* Directions for this task *
In this material, which lines include the string "view"? Show them.
########################################
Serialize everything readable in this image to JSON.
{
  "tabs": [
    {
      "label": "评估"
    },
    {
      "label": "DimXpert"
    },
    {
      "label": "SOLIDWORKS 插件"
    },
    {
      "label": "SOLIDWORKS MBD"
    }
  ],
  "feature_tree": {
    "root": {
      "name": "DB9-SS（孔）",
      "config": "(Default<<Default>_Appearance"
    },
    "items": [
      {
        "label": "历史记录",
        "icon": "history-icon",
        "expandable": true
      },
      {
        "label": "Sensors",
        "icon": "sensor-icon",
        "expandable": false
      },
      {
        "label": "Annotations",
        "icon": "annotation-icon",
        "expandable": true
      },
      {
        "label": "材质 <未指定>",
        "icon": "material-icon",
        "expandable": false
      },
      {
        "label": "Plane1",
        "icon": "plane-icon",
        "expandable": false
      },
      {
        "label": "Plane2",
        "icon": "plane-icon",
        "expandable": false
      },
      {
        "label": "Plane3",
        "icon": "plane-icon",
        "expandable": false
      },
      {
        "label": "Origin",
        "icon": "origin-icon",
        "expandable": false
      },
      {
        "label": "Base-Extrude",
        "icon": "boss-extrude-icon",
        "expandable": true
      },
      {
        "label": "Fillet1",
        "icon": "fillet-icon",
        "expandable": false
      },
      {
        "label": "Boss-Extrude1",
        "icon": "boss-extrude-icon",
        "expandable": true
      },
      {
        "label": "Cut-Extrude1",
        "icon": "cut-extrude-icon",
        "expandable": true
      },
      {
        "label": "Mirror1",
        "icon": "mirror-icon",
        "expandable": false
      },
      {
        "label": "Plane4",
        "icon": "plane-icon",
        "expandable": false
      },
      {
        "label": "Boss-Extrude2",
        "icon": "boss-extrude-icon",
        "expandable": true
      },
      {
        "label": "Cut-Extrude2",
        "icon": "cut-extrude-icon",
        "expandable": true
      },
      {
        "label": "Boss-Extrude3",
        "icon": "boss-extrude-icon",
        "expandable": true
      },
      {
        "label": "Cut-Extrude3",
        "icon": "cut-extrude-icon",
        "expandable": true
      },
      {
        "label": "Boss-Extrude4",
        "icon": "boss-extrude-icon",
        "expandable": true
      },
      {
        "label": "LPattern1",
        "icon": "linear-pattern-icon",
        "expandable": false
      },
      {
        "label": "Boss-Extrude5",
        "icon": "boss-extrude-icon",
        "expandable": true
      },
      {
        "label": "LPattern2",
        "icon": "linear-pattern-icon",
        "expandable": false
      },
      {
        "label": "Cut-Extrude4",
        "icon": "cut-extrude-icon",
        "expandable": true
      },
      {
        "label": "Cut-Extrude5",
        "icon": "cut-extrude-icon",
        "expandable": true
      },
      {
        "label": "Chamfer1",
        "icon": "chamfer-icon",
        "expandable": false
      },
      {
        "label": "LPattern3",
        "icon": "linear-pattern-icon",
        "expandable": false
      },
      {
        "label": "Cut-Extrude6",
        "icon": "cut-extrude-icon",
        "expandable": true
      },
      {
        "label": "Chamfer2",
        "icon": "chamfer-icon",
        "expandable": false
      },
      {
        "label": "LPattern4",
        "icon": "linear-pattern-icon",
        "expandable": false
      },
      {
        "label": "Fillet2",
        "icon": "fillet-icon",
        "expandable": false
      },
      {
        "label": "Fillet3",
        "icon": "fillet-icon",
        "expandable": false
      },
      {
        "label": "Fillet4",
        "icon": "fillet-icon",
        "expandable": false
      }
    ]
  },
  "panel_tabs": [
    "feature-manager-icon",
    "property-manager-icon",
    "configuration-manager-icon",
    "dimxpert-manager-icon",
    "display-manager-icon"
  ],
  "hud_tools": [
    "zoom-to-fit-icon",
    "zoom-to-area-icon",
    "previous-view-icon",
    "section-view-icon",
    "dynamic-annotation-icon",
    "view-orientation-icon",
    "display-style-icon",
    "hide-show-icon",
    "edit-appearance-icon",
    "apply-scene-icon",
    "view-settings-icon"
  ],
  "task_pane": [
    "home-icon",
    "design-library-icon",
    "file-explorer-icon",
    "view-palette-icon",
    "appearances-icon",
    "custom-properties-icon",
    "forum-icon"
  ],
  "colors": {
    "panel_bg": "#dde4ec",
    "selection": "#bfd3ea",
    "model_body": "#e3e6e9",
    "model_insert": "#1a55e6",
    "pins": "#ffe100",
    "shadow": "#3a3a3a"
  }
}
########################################
* Answer area *
    "previous-view-icon",
    "section-view-icon",
    "view-orientation-icon",
    "view-settings-icon"
    "view-palette-icon",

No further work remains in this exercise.